The Global Business Travel Association has had a rough ride over the past two years. Its convention in Orlando later this month represents a chance to turn a corner, and it wants to bring the industry along with it.
It was one crisis after another. Complaints of misogyny, sexism, racism and bullying were made against the leader of the world’s biggest travel trade association, and then the pandemic took hold.
Up until June last year, then-CEO Scott Solombrino had been a part of the U.S.-based Global Business Travel Association for 25 years, but members hit out following alleged controversial remarks.
Now, present executive director and CEO Suzanne Neufang, who joined in February this year, believes the organization has turned a corner, and its convention in Orlando, Florida later this month will be a “coming out” moment, she said.
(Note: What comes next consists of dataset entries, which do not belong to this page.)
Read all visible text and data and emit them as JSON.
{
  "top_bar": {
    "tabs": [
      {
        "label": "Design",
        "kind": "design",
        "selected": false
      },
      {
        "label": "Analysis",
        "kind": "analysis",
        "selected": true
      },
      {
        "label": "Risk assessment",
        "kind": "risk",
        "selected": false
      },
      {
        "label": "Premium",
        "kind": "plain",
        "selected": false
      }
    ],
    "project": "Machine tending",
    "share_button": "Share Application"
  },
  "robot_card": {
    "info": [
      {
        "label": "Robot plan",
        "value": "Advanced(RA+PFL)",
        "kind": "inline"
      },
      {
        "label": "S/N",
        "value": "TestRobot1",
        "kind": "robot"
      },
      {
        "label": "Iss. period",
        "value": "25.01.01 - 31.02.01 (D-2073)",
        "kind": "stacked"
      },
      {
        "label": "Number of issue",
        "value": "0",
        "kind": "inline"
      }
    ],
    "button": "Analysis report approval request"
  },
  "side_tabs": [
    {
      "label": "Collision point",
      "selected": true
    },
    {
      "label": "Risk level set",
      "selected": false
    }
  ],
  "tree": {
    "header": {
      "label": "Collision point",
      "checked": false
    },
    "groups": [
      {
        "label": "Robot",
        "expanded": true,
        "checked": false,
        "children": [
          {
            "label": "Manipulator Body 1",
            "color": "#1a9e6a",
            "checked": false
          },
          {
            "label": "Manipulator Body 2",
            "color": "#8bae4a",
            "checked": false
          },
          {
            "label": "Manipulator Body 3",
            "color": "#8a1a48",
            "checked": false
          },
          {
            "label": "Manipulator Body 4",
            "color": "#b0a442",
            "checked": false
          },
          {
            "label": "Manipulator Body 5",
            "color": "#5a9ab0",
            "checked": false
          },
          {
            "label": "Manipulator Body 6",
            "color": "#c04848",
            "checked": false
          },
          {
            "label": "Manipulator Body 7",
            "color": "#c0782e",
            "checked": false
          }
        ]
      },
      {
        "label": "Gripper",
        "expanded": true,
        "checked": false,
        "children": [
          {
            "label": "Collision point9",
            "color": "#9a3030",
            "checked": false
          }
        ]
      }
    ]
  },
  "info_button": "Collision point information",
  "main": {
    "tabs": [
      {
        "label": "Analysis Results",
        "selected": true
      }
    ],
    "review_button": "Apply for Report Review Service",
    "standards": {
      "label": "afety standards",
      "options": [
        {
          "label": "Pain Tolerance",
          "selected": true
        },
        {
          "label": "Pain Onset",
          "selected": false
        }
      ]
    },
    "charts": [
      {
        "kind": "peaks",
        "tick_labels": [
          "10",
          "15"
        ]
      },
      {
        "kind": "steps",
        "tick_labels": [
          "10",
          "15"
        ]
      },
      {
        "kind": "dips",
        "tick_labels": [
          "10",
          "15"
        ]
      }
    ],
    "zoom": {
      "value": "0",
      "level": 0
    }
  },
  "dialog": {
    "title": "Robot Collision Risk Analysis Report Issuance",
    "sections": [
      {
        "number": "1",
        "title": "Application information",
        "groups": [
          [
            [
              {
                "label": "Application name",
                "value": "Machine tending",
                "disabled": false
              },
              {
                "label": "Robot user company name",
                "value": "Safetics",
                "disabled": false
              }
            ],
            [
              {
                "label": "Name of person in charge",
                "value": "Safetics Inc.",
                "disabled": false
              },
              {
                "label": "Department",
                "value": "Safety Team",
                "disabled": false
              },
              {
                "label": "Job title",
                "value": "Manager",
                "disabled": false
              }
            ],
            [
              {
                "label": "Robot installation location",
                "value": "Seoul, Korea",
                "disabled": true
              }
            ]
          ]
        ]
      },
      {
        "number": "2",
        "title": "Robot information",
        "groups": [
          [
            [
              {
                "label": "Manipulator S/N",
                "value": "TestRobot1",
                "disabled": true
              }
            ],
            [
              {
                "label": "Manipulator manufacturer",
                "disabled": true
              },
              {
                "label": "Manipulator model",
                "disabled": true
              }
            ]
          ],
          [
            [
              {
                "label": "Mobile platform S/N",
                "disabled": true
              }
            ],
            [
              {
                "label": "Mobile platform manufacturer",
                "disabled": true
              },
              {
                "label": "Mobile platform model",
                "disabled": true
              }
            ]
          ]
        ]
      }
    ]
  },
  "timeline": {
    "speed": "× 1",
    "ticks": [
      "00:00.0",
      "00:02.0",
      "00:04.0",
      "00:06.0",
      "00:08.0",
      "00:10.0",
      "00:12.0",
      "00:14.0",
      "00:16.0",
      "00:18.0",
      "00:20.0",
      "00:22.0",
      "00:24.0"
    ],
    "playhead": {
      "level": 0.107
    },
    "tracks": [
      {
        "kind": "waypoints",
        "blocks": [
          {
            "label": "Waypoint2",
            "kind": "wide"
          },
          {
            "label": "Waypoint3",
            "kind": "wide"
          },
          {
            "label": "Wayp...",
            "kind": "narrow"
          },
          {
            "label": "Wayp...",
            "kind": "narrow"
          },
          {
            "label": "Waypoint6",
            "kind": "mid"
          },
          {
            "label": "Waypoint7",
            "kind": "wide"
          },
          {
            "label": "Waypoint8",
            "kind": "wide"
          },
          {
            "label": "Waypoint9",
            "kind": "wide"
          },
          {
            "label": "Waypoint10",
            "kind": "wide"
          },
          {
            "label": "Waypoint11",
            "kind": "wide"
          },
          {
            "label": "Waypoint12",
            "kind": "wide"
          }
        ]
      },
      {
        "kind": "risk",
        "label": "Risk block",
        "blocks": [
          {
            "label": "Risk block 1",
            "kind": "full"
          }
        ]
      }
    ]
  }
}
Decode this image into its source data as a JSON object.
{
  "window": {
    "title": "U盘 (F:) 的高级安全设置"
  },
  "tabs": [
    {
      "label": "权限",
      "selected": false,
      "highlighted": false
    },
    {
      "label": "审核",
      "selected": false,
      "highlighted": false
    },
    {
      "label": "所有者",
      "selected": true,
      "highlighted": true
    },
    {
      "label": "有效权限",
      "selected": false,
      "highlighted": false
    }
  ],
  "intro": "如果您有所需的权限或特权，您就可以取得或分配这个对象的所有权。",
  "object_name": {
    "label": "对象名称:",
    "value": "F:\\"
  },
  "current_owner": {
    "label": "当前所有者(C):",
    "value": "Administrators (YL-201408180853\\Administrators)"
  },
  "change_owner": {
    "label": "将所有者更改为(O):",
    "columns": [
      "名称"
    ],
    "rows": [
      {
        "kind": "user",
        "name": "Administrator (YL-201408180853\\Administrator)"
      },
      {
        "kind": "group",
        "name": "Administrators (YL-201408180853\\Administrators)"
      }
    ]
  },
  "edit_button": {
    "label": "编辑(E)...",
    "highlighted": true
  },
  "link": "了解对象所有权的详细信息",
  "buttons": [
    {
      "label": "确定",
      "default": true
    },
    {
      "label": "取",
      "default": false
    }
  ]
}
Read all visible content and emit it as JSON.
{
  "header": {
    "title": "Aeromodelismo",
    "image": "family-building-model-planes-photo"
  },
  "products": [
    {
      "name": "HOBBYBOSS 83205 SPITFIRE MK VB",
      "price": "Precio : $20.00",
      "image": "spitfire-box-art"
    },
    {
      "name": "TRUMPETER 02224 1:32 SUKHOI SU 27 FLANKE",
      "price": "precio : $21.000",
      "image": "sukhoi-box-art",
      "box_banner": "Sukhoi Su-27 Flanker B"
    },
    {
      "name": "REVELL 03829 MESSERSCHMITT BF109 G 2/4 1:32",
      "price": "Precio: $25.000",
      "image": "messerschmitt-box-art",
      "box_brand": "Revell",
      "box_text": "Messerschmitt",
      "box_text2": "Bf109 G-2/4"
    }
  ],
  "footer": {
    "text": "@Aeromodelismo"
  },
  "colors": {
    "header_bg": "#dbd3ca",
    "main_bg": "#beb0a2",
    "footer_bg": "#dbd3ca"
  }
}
It’s important to note the trade body carried out a third-party investigation into the professional work conduct allegations against Solombrino, who was reportedly paid a salary of $958,000, and concluded no misconduct or legal wrongdoing on his part.
The inquiry started after the board received that letter in June 2020, which questioned the CEO’s professionalism and cooperation. However, Solombrino and the association agreed it was time for him to pursue other opportunities. Former airline sales executive Dave Hilfman became interim executive director, who helped steer the association through the pandemic, as lobbyist Shane Downey pushed hard for widespread virus testing to keep borders open.
But like most of its member companies, cuts were made early on and it made a third of its employees redundant. More recently it has announced eight newly elected members to its global board of directors.
With the controversy and organizational shakeup behind it, Neufang wants to consign coronavirus to the history books as well during its postponed convention, being held November 17-19. The content program reflects the association’s own healing process, with the first day centered around diversity, equity and inclusion, rather than pandemic. The second day will explore sustainability, and Neufang hopes to turn the conversation around so travel can be seen as a problem solver, rather being pointed to as the problem purveyor.
“It’s a ‘coming out’ moment, it’s important for us to get this right,” Neufang said. “The content is quite different, we’re giving the industry the vitamins, and the topics are less about retired sports stars.”
Fewer delegates are expected, with about 30 percent of pre-pandemic numbers registered so far. But the convention is usually held in August, and other major travel, and equally postponed, events are blocking up November. Several sponsors also pulled out during the peak of the controversy, but many have returned, including corporate travel agency CWT.
“Most suppliers who left are back,” said Neufang. “CWT is fully back, others following suit with less of a public statement.” Some pulled out because of their economical situation, rather than a philosophical stance, too. “The passion of members returning is palpable,” she added.
Once the convention is over, there’ll be expectations for some kind of return to normal once U.S. borders reopen. Based on the trade organization’s own data and surveys, Neufang predicts January will bounce back. She’s hearing, anecdotally, the buyer members say they don’t expect supply to catch up with demand, especially with the chase for tourists.
But if the debut of the year fails to provide a new chapter for the travel industry at large, it’s at least a new start for the association.
Photo credit: The GBTA convention in 2019. GBTA